- 1 egg white or 1/4 cup aquafaba
- 100 g superfine sugar 1/2 cup, or purple sanding sugar
- Lightly beat the egg white or aquafaba with a fork in a small bowl until frothy for about 30 seconds.
- Working with one flower at a time, use a small paintbrush to paint a thin layer of the the egg white/aquafaba onto the front and back of each violet petal.
- Hold the flower over the bowl of sugar and sprinkle sugar by the spoonful over the petals to coat the flower head completely in sugar.
- Place the flower onto a sheet of parchment paper or waxed paper to dry and pinch of the stem. Repeat steps 2-4 for each flower.
- Let the candied flowers air dry for at least 24 hours in a warm dry spot or dehydrate them fully in a dehydrator.

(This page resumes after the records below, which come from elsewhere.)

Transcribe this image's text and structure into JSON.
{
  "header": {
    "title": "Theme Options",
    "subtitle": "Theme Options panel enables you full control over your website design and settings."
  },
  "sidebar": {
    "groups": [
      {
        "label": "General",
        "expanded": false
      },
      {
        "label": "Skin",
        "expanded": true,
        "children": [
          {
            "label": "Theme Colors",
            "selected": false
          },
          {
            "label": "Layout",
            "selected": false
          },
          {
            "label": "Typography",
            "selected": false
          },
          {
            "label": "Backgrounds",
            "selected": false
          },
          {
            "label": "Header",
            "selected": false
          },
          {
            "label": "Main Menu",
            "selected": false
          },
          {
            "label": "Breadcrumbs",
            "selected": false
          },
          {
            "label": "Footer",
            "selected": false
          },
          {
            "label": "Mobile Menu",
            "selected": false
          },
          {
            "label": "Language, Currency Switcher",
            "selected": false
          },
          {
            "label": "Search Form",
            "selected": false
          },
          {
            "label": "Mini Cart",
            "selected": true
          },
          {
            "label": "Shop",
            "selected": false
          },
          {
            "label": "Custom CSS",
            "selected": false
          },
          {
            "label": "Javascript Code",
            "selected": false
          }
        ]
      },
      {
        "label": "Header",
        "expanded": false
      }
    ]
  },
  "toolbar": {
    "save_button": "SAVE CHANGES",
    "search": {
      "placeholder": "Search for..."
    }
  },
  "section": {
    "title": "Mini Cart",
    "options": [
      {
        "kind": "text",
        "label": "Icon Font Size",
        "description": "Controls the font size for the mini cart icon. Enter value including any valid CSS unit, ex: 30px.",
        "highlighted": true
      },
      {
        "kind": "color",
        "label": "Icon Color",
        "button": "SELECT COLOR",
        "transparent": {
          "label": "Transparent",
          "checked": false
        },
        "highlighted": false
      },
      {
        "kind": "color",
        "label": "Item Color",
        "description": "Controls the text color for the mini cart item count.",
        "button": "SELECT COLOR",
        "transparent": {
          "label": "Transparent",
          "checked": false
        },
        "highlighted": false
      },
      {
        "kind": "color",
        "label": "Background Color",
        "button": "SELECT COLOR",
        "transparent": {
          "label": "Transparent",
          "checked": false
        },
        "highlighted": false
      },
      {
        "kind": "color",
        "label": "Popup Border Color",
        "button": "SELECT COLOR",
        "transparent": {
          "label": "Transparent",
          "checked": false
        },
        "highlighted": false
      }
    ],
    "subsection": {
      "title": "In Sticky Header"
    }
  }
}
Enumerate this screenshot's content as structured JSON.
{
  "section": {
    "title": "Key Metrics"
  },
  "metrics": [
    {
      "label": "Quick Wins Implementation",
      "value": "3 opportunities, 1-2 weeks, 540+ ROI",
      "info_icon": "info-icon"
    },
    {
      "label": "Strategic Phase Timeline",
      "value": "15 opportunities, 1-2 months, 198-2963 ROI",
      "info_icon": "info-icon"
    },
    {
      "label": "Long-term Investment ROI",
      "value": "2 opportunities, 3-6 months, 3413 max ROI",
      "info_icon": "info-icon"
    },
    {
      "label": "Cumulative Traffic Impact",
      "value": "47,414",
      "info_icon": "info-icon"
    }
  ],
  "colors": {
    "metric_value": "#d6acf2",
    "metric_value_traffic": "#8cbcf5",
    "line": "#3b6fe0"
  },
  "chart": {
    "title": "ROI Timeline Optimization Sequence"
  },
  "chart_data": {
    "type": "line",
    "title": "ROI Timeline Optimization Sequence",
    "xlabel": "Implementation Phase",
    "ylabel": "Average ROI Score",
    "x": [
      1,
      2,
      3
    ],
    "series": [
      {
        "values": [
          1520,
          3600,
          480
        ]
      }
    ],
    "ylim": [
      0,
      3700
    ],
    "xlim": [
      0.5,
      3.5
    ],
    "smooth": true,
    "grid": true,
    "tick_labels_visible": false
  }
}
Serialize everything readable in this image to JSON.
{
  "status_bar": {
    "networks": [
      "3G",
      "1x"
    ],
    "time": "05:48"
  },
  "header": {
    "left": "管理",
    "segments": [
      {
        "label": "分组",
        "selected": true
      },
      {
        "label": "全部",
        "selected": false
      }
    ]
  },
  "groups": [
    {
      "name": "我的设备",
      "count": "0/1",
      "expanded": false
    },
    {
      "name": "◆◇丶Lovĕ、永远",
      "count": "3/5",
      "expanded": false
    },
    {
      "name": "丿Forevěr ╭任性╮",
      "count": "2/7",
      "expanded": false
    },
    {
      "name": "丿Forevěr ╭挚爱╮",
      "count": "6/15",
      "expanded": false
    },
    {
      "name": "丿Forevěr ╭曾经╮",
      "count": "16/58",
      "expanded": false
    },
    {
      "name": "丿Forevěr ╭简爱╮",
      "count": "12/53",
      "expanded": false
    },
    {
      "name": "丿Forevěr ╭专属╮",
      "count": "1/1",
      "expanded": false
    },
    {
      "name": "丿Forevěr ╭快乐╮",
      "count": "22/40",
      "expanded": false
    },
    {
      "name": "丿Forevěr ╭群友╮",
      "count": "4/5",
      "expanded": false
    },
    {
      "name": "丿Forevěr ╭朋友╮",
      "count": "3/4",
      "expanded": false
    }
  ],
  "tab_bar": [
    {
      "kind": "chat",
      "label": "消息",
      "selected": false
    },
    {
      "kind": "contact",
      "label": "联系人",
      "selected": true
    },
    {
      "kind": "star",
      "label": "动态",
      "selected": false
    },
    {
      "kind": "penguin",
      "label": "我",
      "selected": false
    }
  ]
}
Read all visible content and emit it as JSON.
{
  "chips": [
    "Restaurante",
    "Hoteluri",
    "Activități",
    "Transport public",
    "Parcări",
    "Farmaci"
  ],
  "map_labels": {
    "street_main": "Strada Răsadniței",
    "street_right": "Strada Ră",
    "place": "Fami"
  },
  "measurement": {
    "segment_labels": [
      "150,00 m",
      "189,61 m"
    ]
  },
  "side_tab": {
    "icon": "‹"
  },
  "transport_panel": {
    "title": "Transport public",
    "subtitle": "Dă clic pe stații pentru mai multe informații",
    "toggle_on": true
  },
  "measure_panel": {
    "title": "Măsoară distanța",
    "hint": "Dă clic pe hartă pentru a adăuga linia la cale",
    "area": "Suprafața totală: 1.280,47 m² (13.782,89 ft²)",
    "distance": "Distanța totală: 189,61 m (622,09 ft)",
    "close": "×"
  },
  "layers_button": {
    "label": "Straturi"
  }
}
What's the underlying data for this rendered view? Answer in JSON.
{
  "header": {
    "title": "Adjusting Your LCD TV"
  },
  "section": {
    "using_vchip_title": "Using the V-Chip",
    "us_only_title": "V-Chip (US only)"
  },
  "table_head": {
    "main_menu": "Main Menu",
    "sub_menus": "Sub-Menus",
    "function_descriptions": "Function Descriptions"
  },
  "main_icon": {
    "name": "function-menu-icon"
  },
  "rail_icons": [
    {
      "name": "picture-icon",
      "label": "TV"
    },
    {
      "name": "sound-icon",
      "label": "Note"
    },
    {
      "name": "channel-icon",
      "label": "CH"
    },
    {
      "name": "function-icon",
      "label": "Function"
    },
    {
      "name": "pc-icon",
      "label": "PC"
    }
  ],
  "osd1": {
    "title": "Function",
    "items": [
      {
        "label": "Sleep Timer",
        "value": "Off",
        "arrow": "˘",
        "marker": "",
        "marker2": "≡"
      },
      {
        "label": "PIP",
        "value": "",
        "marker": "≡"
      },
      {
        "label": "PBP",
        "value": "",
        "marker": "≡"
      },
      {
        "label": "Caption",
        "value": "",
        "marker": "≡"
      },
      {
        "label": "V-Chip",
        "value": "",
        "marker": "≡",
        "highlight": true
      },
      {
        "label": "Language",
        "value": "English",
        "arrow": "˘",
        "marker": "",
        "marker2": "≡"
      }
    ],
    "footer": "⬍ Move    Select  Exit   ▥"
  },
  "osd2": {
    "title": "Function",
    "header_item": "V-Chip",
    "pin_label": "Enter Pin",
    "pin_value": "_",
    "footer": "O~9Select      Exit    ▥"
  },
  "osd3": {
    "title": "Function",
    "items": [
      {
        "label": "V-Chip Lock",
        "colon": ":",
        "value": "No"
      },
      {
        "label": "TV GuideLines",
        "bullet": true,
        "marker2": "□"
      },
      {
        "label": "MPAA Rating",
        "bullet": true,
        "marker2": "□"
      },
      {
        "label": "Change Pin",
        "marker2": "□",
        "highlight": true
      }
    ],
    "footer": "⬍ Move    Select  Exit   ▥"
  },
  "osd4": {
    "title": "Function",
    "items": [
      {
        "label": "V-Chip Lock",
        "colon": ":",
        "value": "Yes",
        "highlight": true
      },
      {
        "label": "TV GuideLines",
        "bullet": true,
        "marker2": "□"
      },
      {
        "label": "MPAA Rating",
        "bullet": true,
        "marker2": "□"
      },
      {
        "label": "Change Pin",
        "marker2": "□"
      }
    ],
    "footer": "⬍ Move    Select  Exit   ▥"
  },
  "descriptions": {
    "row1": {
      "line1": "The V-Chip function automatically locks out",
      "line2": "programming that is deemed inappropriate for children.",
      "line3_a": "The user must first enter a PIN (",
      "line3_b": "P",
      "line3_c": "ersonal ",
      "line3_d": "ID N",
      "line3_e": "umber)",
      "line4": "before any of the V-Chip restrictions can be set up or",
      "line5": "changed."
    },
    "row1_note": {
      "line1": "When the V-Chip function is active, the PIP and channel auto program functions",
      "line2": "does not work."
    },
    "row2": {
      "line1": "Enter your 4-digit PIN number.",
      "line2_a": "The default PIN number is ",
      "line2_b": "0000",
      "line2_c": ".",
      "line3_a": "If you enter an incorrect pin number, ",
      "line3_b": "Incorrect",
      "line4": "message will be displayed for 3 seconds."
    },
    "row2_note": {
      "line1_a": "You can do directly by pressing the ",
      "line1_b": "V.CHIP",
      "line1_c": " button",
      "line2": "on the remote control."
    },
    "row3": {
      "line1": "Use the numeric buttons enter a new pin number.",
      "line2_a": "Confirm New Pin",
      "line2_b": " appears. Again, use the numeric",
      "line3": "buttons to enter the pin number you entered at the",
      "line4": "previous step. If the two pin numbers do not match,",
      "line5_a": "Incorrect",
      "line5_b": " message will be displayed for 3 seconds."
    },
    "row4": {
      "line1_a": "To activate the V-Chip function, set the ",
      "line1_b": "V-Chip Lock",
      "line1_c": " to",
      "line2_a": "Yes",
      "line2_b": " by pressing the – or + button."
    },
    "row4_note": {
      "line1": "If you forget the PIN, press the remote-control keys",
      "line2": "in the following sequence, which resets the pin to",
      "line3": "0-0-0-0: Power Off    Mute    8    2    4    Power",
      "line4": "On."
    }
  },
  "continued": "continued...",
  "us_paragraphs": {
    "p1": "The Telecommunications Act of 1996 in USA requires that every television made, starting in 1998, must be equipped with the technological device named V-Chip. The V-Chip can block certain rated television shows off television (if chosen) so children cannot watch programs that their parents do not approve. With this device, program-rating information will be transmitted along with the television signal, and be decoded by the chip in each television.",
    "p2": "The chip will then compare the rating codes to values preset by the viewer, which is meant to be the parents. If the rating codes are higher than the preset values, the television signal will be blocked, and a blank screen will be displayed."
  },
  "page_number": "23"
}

- Place the dried flowers into an airtight container lined with a paper towel as a cushion to store them until you are ready to use them.